> _What is expected_
Every line below needs to be reproduced exactly.

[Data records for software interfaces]
########################################
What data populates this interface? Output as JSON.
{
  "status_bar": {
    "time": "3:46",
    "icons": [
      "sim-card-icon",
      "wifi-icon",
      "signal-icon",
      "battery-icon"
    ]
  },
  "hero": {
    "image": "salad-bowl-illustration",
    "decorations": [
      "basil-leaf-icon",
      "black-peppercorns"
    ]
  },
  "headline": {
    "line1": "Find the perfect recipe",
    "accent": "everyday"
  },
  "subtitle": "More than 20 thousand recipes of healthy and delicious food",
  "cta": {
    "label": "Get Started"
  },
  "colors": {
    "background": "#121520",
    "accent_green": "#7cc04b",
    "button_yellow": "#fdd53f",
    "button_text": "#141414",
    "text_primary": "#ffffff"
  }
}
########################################
> _Result of the task_
What data populates this interface? Output as JSON.
{
  "status_bar": {
    "time": "3:46",
    "icons": [
      "sim-card-icon",
      "wifi-icon",
      "signal-icon",
      "battery-icon"
    ]
  },
  "hero": {
    "image": "salad-bowl-illustration",
    "decorations": [
      "basil-leaf-icon",
      "black-peppercorns"
    ]
  },
  "headline": {
    "line1": "Find the perfect recipe",
    "accent": "everyday"
  },
  "subtitle": "More than 20 thousand recipes of healthy and delicious food",
  "cta": {
    "label": "Get Started"
  },
  "colors": {
    "background": "#121520",
    "accent_green": "#7cc04b",
    "button_yellow": "#fdd53f",
    "button_text": "#141414",
    "text_primary": "#ffffff"
  }
}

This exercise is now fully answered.